The new report from OECD provide innovatives ideas and practical solutions for how to build inclusive and sustainable communities with quality jobs for all.
Cultural and creative industries combine aesthetics with economic returns, bringing revenues,
greater value added and jobs to our cities and regions. Creative people working in practically all sectors of the economy spur innovation and help meet the challenges of the future. Culture makes our places more inclusive and more attractive to live and visit. And we all need our “dose” of culture for our well-being. But to reap these benefits in the recovery, we need to help “fix” the sector after its big hit from the COVID-19 crisis while also taking the opportunity to better leverage on its economic and social benefits through mainstreaming culture across policy portfolios, beyond cultural policy.
To drive momentum on this front, national and subnational governments need more and better evidence on the economic and social impact of culture. Robust data and evidence can raise awareness of the value of culture and creative sectors among policy makers, citizens, education and training providers, other firms in the value chain, and investors, both public and private.

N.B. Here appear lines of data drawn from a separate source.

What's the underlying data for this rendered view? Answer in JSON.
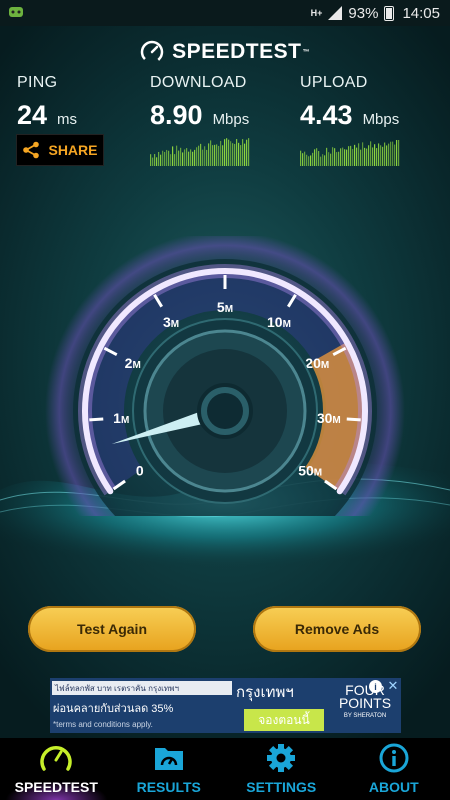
{
  "status_bar": {
    "network": "H+",
    "battery_percent": "93%",
    "time": "14:05",
    "battery_level": 0.93
  },
  "brand": {
    "name": "SPEEDTEST",
    "trademark": "™"
  },
  "metrics": {
    "ping": {
      "label": "PING",
      "value": "24",
      "unit": "ms"
    },
    "download": {
      "label": "DOWNLOAD",
      "value": "8.90",
      "unit": "Mbps"
    },
    "upload": {
      "label": "UPLOAD",
      "value": "4.43",
      "unit": "Mbps"
    }
  },
  "share": {
    "label": "SHARE"
  },
  "gauge": {
    "tick_labels": [
      {
        "num": "0",
        "unit": ""
      },
      {
        "num": "1",
        "unit": "M"
      },
      {
        "num": "2",
        "unit": "M"
      },
      {
        "num": "3",
        "unit": "M"
      },
      {
        "num": "5",
        "unit": "M"
      },
      {
        "num": "10",
        "unit": "M"
      },
      {
        "num": "20",
        "unit": "M"
      },
      {
        "num": "30",
        "unit": "M"
      },
      {
        "num": "50",
        "unit": "M"
      }
    ],
    "needle_value_mbps": 0.6,
    "colors": {
      "arc": "#b58cf2",
      "highlight": "#f29a3a",
      "needle": "#bfe9ef"
    }
  },
  "actions": {
    "test_again": "Test Again",
    "remove_ads": "Remove Ads"
  },
  "ad": {
    "strip": "ไฟล์ทลกพัส บาท เรตราคัน กรุงเทพฯ",
    "city": "กรุงเทพฯ",
    "promo": "ผ่อนคลายกับส่วนลด 35%",
    "terms": "*terms and conditions apply.",
    "book": "จองตอนนี้",
    "brand_line1": "FOUR",
    "brand_line2": "POINTS",
    "brand_sub": "BY SHERATON",
    "info": "i",
    "close": "✕"
  },
  "nav": [
    {
      "label": "SPEEDTEST",
      "icon": "speedometer-icon",
      "active": true
    },
    {
      "label": "RESULTS",
      "icon": "folder-icon",
      "active": false
    },
    {
      "label": "SETTINGS",
      "icon": "gear-icon",
      "active": false
    },
    {
      "label": "ABOUT",
      "icon": "info-icon",
      "active": false
    }
  ]
}
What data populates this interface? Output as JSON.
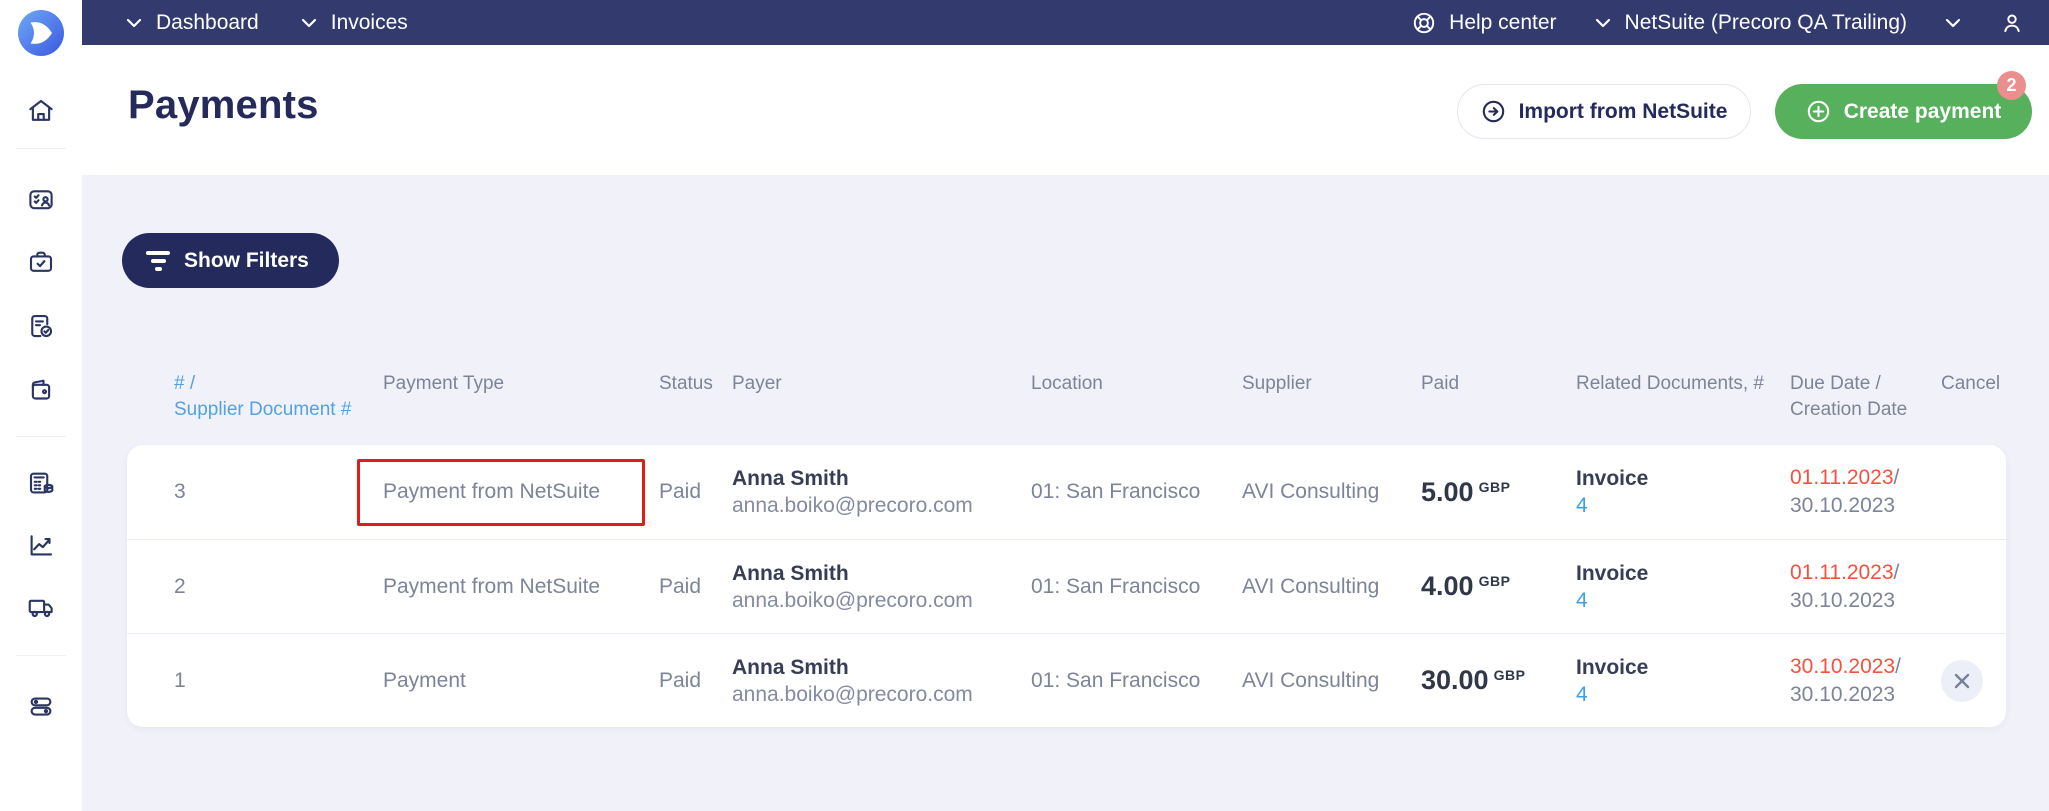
{
  "app": {
    "logo_icon": "precoro-logo"
  },
  "topbar": {
    "breadcrumbs": [
      {
        "label": "Dashboard"
      },
      {
        "label": "Invoices"
      }
    ],
    "help_center": {
      "icon": "lifebuoy-icon",
      "label": "Help center"
    },
    "workspace": {
      "label": "NetSuite (Precoro QA Trailing)"
    },
    "user_icon": "user-icon"
  },
  "sidebar": {
    "icons": [
      "home-icon",
      "approvals-icon",
      "briefcase-check-icon",
      "document-check-icon",
      "wallet-icon",
      "budget-calculator-icon",
      "reports-chart-icon",
      "truck-icon",
      "settings-toggles-icon"
    ]
  },
  "header": {
    "title": "Payments",
    "import_button_label": "Import from NetSuite",
    "create_button_label": "Create payment",
    "create_badge_count": "2"
  },
  "filters": {
    "toggle_label": "Show Filters"
  },
  "table": {
    "headers": {
      "number_line1": "# /",
      "number_line2": "Supplier Document #",
      "payment_type": "Payment Type",
      "status": "Status",
      "payer": "Payer",
      "location": "Location",
      "supplier": "Supplier",
      "paid": "Paid",
      "related": "Related Documents, #",
      "due_line1": "Due Date /",
      "due_line2": "Creation Date",
      "cancel": "Cancel"
    },
    "date_separator": "/",
    "rows": [
      {
        "number": "3",
        "payment_type": "Payment from NetSuite",
        "status": "Paid",
        "payer_name": "Anna Smith",
        "payer_email": "anna.boiko@precoro.com",
        "location": "01: San Francisco",
        "supplier": "AVI Consulting",
        "paid_amount": "5.00",
        "paid_currency": "GBP",
        "related_type": "Invoice",
        "related_number": "4",
        "due_date": "01.11.2023",
        "creation_date": "30.10.2023"
      },
      {
        "number": "2",
        "payment_type": "Payment from NetSuite",
        "status": "Paid",
        "payer_name": "Anna Smith",
        "payer_email": "anna.boiko@precoro.com",
        "location": "01: San Francisco",
        "supplier": "AVI Consulting",
        "paid_amount": "4.00",
        "paid_currency": "GBP",
        "related_type": "Invoice",
        "related_number": "4",
        "due_date": "01.11.2023",
        "creation_date": "30.10.2023"
      },
      {
        "number": "1",
        "payment_type": "Payment",
        "status": "Paid",
        "payer_name": "Anna Smith",
        "payer_email": "anna.boiko@precoro.com",
        "location": "01: San Francisco",
        "supplier": "AVI Consulting",
        "paid_amount": "30.00",
        "paid_currency": "GBP",
        "related_type": "Invoice",
        "related_number": "4",
        "due_date": "30.10.2023",
        "creation_date": "30.10.2023"
      }
    ]
  },
  "annotation": {
    "type": "highlight-box",
    "target": "row-3-payment-type",
    "color": "#e41c17"
  },
  "colors": {
    "navbar": "#333a6e",
    "primary_dark": "#252a5b",
    "green": "#57b05c",
    "badge_pink": "#eb8e8e",
    "link_blue": "#3ba0ea",
    "date_red": "#f4523f",
    "text_gray": "#7d8498",
    "text_dark": "#363d55",
    "page_bg": "#f0f1f9"
  }
}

This report does that by bringing together new data at national and subnational level for OECD countries, building on the existing body of work by Eurostat, UNESCO and national statistical offices. It also explains how culture interacts with and reinforces job creation, entrepreneurship, regional innovation, local development and well-being. The report also highlights the critical importance of public and private investment in culture. A key take-away is that culture can no longer be seen as a “nice to have”, “last to invest, first to cut” budget line.